When I stop long enough to look back over my life, I can see clearly how God has led me along — sometimes even into hard seasons so necessary. Trying not to be simplistic or over-spiritual about life, I believe my journey and yours too to be sacred — filled with the presence of the Holy Spirit as it unfolds and sometimes changes directions.

My dear friend and colleague Judi Geake is helping me once again to rest in this, and find comfort when the present living moment seems up in the air. Yesterday at our staff gathering she read this poem, from John O’Donohue, that seems to capture both the anticipatory excitement and exhaustive unknown about new chapters of life:

For a New Beginning

In out-of-the-way places of the heart,
Where your thoughts never think to wander,
This beginning has been quietly forming,
Waiting until you were ready to emerge.

For a long time it has watched your desire,
Feeling the emptiness growing inside you,
Noticing how you willed yourself on,
Still unable to leave what you had outgrown.

It watched you play with the seduction of safety
And the gray promises that sameness whispered,
Heard the waves of turmoil rise and relent,
Wondered would you always live like this.

Then the delight, when your courage kindled,
And out you stepped onto new ground,
Your eyes young again with energy and dream,
A path of plenitude opening before you.

Though your destination is not yet clear
You can trust the promise of this opening;
Unfurl yourself into the grace of beginning
That is at one with your life’s desire.

Awaken your spirit to adventure;
Hold nothing back, learn to find ease in risk;
Soon you will be home in a new rhythm,
For your soul senses the world that awaits you.

John O’Donohue, To Bless the Space between Us

Then, this morning while searching for a book in the church library, a poster-board sign leaning against her desk, likely brought by by someone and left says this:

“I trust the next chapter because I know the author.”

here’s much about life’s journey and direction that’s always up for grabs. Growing older I realize how much I keep waiting for that to change, instead of embracing the journey as it is in all its mysteries. What helps me in this is faith in the One who bears all good gifts, and whose will is always for good, and who is present and active in my journey, sometimes pushing, sometimes pulling me along. I’ll admit I am one of those crazy enough to believe such a thing and who finds a settled comfort in God’s presence and promises. In the end, it also beckons me forward as the poem says, “awakening your spirit to adventure”, and as the poster-board says, “because I know the author.”

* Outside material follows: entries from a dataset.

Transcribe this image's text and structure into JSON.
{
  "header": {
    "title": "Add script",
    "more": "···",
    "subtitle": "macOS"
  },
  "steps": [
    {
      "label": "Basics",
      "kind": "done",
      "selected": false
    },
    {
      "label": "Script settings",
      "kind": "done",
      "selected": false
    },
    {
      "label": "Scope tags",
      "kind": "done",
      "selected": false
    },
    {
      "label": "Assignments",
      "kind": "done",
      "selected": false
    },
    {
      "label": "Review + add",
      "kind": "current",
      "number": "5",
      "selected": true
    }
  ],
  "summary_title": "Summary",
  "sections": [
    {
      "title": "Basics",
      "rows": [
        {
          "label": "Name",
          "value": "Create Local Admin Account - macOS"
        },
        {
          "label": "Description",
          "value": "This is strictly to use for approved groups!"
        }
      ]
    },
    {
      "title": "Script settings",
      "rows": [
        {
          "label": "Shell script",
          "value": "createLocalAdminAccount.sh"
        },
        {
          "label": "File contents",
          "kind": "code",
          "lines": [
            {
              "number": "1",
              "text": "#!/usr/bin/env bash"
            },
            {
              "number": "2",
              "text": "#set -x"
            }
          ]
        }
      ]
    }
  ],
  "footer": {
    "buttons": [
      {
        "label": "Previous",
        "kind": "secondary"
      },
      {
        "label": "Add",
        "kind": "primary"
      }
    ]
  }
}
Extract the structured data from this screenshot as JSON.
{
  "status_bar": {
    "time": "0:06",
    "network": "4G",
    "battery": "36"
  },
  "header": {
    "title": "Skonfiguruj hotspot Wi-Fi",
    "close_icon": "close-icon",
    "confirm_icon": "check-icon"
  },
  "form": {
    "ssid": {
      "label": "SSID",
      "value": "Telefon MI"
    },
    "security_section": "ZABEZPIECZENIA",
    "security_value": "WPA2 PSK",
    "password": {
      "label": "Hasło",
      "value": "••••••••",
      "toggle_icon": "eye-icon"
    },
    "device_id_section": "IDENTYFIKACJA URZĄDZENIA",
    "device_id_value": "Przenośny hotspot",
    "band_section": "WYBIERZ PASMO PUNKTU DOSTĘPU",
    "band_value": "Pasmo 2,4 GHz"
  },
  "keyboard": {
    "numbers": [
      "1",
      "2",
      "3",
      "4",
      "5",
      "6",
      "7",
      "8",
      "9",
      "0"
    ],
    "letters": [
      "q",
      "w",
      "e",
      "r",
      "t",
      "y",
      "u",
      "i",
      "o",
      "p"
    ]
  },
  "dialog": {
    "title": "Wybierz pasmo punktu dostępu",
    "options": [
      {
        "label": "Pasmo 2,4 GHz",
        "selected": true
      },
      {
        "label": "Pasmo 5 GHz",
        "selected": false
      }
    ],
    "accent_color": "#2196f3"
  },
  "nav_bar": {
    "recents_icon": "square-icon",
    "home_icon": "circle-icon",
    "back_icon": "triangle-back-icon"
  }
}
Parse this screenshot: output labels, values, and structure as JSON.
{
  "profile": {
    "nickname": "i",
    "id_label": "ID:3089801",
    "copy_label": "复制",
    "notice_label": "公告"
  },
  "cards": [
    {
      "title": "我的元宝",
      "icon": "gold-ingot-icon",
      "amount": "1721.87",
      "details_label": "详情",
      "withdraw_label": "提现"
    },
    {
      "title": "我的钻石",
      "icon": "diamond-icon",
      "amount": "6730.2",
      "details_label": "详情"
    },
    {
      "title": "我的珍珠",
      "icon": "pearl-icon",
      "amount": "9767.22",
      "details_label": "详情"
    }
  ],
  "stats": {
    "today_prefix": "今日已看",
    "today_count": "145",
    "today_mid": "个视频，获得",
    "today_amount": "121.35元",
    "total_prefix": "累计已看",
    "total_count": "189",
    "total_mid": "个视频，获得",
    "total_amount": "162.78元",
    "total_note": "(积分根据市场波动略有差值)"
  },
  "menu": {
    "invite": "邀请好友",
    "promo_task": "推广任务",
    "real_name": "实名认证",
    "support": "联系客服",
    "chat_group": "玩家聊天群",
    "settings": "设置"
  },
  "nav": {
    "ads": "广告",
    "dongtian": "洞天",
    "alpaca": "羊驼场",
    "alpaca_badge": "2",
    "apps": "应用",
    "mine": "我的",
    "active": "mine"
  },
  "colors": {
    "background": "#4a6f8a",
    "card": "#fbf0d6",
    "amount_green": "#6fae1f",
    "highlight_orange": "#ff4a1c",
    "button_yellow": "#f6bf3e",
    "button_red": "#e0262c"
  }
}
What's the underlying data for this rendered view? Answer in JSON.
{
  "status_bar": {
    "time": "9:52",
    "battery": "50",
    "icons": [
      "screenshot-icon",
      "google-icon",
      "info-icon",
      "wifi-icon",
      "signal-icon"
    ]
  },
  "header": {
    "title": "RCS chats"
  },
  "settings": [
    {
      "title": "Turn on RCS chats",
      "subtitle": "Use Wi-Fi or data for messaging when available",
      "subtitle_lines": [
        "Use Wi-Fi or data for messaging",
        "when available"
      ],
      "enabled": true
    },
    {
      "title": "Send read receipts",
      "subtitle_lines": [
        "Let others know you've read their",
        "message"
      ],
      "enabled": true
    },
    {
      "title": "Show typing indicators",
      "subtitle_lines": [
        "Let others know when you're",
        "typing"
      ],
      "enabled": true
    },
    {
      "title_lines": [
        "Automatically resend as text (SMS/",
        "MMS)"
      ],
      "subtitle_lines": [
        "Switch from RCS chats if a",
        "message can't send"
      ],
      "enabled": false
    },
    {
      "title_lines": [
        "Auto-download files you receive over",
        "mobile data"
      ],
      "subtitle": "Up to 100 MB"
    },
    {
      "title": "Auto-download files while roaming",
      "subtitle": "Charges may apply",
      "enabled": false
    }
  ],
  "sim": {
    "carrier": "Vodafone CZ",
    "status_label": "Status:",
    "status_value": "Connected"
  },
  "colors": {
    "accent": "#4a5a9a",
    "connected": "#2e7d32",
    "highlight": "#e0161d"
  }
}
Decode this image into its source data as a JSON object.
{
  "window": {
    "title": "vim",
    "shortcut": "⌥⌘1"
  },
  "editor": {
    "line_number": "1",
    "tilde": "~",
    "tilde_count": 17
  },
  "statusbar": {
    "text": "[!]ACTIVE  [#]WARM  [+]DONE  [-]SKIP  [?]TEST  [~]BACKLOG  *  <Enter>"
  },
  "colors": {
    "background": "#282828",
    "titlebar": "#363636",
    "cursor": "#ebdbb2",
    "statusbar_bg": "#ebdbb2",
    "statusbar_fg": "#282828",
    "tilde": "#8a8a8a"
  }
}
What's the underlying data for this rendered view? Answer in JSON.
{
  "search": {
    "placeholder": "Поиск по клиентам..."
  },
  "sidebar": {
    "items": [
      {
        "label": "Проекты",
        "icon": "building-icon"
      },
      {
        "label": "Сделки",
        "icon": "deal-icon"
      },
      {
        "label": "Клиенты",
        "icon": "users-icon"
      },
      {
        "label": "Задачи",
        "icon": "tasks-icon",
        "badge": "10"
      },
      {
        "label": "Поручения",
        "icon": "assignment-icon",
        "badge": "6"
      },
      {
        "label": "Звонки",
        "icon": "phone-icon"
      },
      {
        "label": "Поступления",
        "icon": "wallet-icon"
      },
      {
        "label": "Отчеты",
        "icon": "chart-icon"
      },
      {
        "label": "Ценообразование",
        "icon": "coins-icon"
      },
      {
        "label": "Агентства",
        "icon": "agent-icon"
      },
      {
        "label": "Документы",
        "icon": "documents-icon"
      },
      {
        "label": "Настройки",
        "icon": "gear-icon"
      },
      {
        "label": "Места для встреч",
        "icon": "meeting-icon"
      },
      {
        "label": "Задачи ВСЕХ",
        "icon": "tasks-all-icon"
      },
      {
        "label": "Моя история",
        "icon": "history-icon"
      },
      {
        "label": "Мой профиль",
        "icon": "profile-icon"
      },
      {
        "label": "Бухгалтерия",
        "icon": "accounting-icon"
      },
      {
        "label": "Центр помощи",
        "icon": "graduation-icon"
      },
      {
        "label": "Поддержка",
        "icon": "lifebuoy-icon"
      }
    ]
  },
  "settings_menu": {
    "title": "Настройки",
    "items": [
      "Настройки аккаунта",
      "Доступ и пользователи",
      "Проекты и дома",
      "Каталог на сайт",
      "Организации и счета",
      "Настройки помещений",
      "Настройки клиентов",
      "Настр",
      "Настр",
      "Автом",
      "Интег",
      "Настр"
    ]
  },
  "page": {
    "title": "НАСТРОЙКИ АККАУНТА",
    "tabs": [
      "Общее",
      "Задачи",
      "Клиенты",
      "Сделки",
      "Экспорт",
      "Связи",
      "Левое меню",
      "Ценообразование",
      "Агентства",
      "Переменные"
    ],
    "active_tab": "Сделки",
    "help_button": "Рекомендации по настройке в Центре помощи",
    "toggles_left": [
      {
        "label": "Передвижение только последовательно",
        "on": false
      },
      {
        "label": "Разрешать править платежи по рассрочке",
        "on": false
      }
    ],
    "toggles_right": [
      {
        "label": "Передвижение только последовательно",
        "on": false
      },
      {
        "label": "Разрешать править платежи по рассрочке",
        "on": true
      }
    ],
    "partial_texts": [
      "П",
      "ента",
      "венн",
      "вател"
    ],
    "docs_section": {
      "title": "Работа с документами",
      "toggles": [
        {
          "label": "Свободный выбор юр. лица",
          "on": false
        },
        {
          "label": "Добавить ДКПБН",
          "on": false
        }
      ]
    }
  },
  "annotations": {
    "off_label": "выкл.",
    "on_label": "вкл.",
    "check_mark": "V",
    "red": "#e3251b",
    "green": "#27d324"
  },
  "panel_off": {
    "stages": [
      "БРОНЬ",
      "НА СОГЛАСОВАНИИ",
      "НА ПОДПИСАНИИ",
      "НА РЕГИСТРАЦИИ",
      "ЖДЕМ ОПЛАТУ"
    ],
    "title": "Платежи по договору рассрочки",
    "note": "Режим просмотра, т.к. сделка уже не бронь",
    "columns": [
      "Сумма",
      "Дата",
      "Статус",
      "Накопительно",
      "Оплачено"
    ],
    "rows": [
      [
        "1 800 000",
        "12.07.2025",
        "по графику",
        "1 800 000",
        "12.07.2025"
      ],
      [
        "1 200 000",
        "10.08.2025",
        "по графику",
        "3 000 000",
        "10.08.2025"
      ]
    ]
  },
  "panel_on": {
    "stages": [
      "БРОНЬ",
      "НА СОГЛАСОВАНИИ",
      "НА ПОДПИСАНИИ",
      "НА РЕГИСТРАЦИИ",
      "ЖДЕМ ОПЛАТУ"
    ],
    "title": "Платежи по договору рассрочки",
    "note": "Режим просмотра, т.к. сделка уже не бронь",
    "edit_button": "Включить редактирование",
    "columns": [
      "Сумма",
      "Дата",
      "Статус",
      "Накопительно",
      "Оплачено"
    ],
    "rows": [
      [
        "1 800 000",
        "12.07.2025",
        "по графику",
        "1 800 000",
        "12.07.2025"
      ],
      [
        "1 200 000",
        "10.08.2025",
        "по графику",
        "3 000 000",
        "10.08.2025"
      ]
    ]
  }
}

That’s enough to face the unknowns and big decisions ahead with hope.

Question — Where do these thoughts settle in your own spirit and on our own journey in the season? How is God’s Spirit speaking to you?

Love From Here, and thanks to Judi!

Peter Hawkinson